TASK BRIEF:
Copy out, from the entries below, each line that holds the string "관리회계".
********************
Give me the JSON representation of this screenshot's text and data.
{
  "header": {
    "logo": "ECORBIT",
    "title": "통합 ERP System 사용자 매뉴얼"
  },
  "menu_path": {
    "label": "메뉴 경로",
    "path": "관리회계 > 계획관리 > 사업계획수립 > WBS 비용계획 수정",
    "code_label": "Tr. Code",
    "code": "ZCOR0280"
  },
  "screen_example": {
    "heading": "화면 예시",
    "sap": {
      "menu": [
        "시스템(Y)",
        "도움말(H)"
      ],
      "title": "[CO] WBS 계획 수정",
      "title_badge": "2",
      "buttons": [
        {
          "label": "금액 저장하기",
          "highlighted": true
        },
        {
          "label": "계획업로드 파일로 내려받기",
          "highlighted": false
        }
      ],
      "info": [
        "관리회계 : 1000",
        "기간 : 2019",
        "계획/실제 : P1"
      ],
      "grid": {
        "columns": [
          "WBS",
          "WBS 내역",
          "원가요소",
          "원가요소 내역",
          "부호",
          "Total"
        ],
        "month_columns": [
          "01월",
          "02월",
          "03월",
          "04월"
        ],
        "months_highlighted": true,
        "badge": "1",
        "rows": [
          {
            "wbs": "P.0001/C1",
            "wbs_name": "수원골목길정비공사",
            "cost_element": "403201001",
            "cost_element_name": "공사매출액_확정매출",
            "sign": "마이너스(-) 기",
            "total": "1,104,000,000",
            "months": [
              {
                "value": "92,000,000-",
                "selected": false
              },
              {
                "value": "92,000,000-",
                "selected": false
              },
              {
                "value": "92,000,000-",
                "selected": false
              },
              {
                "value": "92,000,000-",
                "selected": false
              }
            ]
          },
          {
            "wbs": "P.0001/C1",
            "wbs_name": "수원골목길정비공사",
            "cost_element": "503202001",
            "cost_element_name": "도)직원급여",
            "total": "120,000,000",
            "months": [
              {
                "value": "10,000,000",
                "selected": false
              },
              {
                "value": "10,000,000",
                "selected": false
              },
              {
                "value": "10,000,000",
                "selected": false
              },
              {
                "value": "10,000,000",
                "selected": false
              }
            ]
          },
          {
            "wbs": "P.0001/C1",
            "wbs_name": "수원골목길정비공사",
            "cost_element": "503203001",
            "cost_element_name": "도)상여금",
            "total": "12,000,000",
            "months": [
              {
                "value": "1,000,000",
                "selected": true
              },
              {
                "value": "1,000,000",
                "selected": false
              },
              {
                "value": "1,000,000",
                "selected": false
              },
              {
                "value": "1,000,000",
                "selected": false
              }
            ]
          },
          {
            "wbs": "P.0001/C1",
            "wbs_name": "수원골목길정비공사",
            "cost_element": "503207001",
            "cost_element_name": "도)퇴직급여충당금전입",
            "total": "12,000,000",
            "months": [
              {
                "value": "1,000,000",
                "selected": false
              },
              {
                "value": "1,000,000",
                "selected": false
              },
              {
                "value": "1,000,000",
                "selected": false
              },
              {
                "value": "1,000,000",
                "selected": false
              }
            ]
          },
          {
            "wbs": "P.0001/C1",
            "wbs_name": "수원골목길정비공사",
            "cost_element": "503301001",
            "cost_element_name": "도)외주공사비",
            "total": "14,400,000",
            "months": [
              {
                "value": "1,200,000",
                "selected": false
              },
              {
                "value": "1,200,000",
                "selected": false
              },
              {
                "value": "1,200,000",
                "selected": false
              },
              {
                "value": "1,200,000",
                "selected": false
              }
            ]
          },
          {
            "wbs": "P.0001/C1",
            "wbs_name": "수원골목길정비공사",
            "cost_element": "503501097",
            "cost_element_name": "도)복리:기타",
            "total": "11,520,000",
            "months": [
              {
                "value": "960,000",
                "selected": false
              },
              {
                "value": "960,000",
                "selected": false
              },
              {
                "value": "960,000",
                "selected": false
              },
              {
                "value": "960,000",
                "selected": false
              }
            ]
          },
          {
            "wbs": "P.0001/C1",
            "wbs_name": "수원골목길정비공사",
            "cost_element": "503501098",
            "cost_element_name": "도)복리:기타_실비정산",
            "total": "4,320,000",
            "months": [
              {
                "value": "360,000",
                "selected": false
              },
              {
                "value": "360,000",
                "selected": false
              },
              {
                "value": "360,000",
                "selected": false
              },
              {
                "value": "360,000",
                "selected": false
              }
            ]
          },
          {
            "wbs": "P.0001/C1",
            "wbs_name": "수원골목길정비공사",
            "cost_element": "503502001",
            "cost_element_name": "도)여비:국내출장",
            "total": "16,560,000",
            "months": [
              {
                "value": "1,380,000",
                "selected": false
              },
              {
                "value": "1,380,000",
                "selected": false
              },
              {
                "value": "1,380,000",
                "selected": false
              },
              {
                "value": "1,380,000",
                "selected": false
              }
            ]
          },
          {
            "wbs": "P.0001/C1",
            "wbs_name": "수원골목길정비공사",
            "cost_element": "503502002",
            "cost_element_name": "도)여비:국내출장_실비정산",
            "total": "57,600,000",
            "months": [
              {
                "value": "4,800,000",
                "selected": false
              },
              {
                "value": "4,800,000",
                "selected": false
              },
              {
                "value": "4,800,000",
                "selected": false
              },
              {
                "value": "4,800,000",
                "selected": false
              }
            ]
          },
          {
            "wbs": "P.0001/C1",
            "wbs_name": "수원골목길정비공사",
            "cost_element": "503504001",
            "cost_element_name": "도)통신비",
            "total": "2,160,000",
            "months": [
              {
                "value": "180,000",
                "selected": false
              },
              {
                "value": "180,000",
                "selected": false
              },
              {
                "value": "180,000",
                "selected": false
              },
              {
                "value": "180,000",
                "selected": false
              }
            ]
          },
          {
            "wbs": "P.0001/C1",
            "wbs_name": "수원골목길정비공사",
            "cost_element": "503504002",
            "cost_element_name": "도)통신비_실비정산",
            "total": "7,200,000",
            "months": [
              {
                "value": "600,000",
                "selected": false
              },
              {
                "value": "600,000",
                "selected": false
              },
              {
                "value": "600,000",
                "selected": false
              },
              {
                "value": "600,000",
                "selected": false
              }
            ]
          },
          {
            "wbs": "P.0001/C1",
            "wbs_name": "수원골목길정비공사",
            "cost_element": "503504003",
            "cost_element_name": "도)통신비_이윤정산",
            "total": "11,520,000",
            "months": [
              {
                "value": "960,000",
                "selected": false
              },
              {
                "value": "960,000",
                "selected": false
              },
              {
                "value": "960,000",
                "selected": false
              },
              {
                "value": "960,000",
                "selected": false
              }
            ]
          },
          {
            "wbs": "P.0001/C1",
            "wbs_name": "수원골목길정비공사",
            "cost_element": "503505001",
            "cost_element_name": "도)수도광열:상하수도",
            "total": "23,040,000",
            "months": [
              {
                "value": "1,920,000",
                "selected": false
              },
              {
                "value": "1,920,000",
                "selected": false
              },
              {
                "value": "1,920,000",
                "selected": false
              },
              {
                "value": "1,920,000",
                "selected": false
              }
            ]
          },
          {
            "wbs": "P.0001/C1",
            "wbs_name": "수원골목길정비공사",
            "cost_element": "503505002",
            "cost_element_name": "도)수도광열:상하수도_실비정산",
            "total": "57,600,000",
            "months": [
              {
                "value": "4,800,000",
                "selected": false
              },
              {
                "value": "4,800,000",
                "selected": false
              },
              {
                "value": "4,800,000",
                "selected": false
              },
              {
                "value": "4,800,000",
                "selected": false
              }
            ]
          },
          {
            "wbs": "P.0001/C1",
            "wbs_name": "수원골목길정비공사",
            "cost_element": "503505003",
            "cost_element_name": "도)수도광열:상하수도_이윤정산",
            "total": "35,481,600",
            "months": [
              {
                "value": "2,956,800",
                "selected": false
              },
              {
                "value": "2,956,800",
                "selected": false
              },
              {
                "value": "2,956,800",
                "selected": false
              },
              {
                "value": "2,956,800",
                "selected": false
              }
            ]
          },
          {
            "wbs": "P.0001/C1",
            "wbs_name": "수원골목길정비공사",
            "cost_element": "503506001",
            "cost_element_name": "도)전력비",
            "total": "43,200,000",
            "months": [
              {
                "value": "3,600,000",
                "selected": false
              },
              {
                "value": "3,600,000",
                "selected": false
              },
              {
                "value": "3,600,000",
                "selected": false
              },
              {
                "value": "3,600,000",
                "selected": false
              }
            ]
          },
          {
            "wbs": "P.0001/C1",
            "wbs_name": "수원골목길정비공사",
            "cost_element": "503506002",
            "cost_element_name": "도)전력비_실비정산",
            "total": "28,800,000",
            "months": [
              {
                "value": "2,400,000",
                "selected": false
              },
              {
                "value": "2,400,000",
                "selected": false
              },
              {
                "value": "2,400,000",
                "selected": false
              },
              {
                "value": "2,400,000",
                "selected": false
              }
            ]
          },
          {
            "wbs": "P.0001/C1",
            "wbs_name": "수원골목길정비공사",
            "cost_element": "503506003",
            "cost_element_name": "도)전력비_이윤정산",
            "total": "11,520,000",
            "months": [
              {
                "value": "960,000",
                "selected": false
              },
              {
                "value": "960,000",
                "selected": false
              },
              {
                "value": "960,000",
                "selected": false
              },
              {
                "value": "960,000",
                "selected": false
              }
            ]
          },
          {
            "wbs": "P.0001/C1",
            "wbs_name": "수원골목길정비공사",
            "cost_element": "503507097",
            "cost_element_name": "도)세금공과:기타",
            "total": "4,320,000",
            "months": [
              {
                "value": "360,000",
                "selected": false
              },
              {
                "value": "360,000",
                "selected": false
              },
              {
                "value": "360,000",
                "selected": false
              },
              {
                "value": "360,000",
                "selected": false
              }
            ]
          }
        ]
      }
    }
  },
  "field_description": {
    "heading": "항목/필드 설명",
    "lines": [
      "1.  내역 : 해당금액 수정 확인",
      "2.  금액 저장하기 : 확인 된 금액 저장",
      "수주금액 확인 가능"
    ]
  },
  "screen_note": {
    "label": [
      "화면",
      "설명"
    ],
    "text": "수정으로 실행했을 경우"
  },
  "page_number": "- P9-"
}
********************
WRITTEN SOLUTION:
    "path": "관리회계 > 계획관리 > 사업계획수립 > WBS 비용계획 수정",
        "관리회계 : 1000",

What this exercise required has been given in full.